**EXERCISE INPUT**:
== Segment start ==

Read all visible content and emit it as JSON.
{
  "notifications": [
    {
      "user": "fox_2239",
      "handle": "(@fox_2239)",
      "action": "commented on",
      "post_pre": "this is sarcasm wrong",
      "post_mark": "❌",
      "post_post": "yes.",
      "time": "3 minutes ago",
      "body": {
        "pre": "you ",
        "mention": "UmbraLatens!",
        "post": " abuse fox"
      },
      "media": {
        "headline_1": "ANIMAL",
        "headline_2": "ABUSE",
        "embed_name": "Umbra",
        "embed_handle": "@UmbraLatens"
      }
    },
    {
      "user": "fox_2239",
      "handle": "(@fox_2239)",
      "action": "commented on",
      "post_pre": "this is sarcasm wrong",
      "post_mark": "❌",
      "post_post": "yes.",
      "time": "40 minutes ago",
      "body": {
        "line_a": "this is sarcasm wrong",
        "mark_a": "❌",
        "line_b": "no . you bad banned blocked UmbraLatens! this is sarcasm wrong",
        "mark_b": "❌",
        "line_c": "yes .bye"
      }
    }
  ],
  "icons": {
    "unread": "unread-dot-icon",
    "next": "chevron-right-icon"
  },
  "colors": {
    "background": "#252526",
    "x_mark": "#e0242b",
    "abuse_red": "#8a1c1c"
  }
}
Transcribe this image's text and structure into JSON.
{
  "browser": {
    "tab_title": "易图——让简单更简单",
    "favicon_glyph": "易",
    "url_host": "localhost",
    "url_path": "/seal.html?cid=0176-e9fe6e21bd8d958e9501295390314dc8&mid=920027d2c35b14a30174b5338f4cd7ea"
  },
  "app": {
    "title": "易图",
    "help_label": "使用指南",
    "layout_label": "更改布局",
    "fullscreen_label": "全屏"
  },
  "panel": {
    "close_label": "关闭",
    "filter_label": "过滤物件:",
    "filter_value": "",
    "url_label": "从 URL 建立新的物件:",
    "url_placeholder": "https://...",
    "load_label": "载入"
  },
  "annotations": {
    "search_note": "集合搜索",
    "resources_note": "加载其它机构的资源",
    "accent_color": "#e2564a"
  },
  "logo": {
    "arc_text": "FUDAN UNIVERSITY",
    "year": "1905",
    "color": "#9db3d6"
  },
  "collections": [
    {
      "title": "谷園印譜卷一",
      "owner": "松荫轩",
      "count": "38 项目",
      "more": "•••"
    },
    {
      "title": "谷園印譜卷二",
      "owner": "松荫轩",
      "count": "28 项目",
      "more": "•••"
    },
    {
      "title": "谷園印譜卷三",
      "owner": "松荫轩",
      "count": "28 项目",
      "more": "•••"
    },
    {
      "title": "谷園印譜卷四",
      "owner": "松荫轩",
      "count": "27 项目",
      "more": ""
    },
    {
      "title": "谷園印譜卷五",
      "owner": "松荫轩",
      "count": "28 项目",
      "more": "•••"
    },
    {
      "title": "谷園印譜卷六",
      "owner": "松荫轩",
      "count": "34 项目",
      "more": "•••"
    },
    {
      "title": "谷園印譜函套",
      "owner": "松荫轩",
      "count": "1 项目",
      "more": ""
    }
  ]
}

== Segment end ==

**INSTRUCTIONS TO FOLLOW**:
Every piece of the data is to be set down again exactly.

**ANSWER FOR THIS EXERCISE**:
Read all visible content and emit it as JSON.
{
  "notifications": [
    {
      "user": "fox_2239",
      "handle": "(@fox_2239)",
      "action": "commented on",
      "post_pre": "this is sarcasm wrong",
      "post_mark": "❌",
      "post_post": "yes.",
      "time": "3 minutes ago",
      "body": {
        "pre": "you ",
        "mention": "UmbraLatens!",
        "post": " abuse fox"
      },
      "media": {
        "headline_1": "ANIMAL",
        "headline_2": "ABUSE",
        "embed_name": "Umbra",
        "embed_handle": "@UmbraLatens"
      }
    },
    {
      "user": "fox_2239",
      "handle": "(@fox_2239)",
      "action": "commented on",
      "post_pre": "this is sarcasm wrong",
      "post_mark": "❌",
      "post_post": "yes.",
      "time": "40 minutes ago",
      "body": {
        "line_a": "this is sarcasm wrong",
        "mark_a": "❌",
        "line_b": "no . you bad banned blocked UmbraLatens! this is sarcasm wrong",
        "mark_b": "❌",
        "line_c": "yes .bye"
      }
    }
  ],
  "icons": {
    "unread": "unread-dot-icon",
    "next": "chevron-right-icon"
  },
  "colors": {
    "background": "#252526",
    "x_mark": "#e0242b",
    "abuse_red": "#8a1c1c"
  }
}
Transcribe this image's text and structure into JSON.
{
  "browser": {
    "tab_title": "易图——让简单更简单",
    "favicon_glyph": "易",
    "url_host": "localhost",
    "url_path": "/seal.html?cid=0176-e9fe6e21bd8d958e9501295390314dc8&mid=920027d2c35b14a30174b5338f4cd7ea"
  },
  "app": {
    "title": "易图",
    "help_label": "使用指南",
    "layout_label": "更改布局",
    "fullscreen_label": "全屏"
  },
  "panel": {
    "close_label": "关闭",
    "filter_label": "过滤物件:",
    "filter_value": "",
    "url_label": "从 URL 建立新的物件:",
    "url_placeholder": "https://...",
    "load_label": "载入"
  },
  "annotations": {
    "search_note": "集合搜索",
    "resources_note": "加载其它机构的资源",
    "accent_color": "#e2564a"
  },
  "logo": {
    "arc_text": "FUDAN UNIVERSITY",
    "year": "1905",
    "color": "#9db3d6"
  },
  "collections": [
    {
      "title": "谷園印譜卷一",
      "owner": "松荫轩",
      "count": "38 项目",
      "more": "•••"
    },
    {
      "title": "谷園印譜卷二",
      "owner": "松荫轩",
      "count": "28 项目",
      "more": "•••"
    },
    {
      "title": "谷園印譜卷三",
      "owner": "松荫轩",
      "count": "28 项目",
      "more": "•••"
    },
    {
      "title": "谷園印譜卷四",
      "owner": "松荫轩",
      "count": "27 项目",
      "more": ""
    },
    {
      "title": "谷園印譜卷五",
      "owner": "松荫轩",
      "count": "28 项目",
      "more": "•••"
    },
    {
      "title": "谷園印譜卷六",
      "owner": "松荫轩",
      "count": "34 项目",
      "more": "•••"
    },
    {
      "title": "谷園印譜函套",
      "owner": "松荫轩",
      "count": "1 项目",
      "more": ""
    }
  ]
}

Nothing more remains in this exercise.